### Exercise requirements
Scan the entries that follow and give only the number of lines containing "Séparateur".

Data records for software interfaces:
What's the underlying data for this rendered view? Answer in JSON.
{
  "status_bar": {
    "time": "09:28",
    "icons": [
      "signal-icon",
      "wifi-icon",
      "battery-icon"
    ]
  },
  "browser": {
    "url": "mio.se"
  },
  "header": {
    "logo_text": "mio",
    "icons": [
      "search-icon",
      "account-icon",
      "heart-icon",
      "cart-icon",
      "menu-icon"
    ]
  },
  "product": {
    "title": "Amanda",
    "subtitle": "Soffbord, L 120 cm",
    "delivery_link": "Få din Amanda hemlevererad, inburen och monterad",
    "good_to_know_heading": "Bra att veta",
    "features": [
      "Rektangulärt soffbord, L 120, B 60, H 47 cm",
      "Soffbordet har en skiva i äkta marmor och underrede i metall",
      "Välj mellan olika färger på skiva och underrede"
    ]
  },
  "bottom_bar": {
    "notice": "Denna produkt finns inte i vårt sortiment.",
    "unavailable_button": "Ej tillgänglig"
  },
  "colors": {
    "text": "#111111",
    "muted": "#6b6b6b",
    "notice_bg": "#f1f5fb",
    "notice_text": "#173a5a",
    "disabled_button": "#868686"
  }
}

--

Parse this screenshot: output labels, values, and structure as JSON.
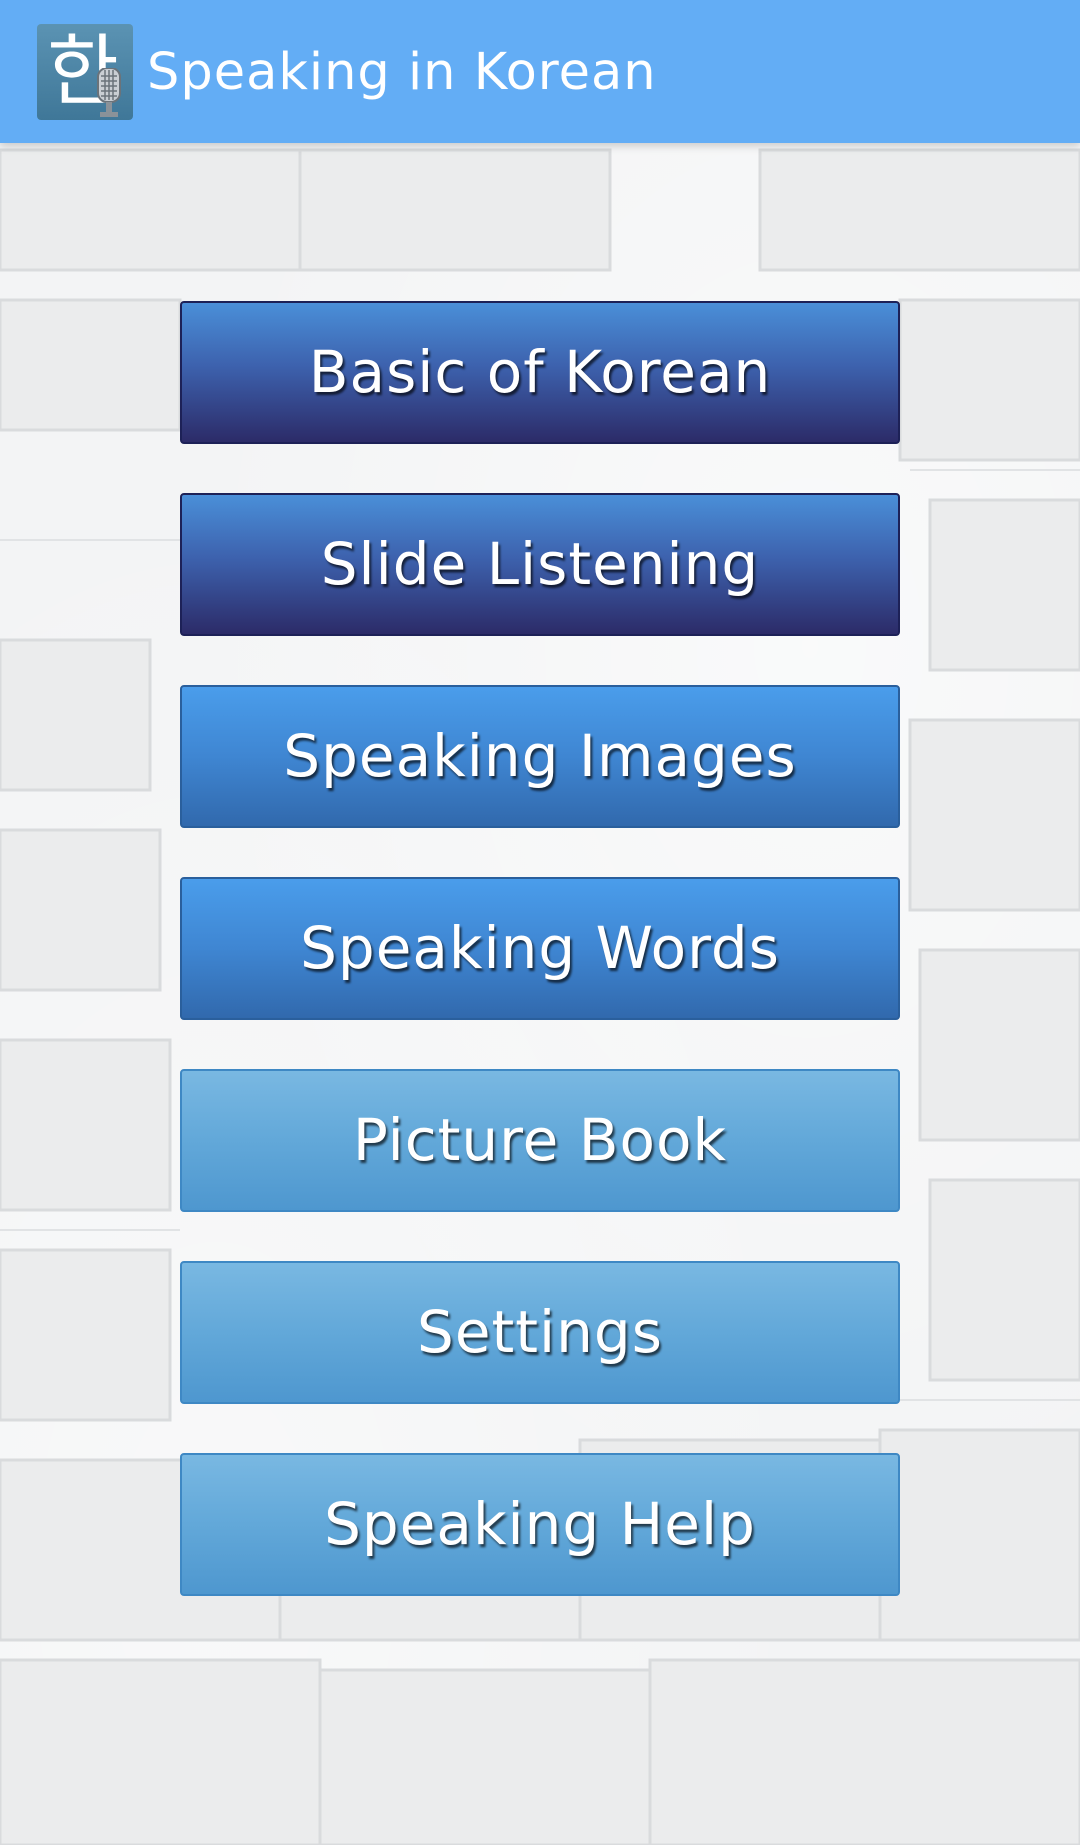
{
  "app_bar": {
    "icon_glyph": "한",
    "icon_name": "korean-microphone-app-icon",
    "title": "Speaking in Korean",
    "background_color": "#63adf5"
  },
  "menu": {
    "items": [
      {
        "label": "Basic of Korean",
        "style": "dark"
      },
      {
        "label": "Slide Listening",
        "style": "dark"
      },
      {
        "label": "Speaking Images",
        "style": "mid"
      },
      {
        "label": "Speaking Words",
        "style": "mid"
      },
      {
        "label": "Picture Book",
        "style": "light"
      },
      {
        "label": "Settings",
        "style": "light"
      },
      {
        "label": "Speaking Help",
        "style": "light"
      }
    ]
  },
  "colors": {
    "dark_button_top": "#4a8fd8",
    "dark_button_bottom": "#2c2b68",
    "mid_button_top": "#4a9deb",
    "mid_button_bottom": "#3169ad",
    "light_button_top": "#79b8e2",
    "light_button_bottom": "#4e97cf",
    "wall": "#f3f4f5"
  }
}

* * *

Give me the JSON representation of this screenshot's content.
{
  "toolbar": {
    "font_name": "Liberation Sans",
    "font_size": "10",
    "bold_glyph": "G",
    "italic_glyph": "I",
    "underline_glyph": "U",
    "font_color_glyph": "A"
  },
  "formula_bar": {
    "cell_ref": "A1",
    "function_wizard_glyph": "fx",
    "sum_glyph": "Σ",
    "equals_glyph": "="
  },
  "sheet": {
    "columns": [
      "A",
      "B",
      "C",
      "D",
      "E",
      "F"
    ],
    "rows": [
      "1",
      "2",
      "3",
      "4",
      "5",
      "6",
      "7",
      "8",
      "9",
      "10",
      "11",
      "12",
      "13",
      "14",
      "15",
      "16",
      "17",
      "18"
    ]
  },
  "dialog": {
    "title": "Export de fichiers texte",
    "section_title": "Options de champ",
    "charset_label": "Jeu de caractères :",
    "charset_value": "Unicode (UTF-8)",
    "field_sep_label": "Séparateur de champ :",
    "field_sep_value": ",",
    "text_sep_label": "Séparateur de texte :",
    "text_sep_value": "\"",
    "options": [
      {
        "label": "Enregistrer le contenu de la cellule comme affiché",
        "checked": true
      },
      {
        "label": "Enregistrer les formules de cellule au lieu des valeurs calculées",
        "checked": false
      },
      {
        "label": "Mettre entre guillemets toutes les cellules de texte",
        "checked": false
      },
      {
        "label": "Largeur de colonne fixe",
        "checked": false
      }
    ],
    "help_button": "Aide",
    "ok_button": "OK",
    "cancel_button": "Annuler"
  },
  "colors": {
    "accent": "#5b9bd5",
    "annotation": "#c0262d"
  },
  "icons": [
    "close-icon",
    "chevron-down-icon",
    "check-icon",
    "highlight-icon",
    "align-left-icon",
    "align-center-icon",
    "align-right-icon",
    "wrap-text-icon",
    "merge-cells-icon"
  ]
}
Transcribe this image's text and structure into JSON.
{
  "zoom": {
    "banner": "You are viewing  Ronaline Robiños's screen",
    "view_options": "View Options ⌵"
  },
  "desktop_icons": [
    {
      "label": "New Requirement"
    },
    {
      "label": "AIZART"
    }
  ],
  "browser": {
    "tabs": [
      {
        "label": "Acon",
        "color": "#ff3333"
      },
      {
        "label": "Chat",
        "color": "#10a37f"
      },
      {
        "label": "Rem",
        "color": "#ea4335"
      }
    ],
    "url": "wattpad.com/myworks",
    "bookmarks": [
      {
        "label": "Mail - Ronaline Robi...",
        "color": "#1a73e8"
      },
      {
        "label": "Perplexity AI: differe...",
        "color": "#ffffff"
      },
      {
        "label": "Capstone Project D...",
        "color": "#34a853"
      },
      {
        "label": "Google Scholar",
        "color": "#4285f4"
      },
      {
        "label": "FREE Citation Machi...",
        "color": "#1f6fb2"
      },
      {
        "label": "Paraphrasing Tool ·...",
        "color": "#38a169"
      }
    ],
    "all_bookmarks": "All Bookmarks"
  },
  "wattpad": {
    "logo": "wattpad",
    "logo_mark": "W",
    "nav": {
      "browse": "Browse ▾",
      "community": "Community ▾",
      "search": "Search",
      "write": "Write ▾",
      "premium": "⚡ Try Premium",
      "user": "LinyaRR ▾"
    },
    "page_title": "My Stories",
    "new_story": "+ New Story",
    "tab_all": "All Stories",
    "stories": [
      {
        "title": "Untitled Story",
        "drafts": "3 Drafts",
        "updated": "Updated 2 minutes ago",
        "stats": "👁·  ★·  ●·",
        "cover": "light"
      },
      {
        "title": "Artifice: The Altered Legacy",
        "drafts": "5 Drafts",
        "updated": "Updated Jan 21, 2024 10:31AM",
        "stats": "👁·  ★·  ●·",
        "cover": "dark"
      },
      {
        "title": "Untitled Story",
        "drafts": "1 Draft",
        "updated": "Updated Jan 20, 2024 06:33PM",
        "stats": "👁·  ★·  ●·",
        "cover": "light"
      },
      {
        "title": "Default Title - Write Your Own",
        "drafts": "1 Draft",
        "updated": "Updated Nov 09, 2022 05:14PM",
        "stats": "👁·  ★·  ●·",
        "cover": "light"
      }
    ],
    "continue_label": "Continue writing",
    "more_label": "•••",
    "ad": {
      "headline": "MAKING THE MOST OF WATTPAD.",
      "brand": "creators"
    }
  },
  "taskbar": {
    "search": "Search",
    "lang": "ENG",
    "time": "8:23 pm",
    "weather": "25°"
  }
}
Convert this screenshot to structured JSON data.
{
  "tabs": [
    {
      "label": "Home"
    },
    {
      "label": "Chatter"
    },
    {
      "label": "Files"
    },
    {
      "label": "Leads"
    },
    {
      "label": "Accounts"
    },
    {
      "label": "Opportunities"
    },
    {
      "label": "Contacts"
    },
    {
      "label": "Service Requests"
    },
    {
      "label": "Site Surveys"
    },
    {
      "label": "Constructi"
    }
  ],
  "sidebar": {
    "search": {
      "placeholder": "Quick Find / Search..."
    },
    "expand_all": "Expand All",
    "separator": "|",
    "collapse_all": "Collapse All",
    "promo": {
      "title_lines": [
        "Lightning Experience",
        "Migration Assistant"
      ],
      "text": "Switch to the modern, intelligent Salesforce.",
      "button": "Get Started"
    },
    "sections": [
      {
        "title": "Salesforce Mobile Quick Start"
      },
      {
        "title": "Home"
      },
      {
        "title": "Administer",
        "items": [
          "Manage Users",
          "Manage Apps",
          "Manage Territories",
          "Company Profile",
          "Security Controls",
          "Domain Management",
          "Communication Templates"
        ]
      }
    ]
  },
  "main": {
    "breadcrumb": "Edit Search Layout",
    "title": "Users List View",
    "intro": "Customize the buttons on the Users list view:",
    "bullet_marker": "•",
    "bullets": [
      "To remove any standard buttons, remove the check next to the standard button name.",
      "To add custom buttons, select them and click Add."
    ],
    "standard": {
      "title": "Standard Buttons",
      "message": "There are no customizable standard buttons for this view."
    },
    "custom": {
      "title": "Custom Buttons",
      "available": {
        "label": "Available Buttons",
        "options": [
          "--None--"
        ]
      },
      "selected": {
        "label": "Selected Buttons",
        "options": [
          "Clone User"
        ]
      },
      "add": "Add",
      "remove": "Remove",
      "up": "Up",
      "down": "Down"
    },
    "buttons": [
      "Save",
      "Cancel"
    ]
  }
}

### Result of this exercise
2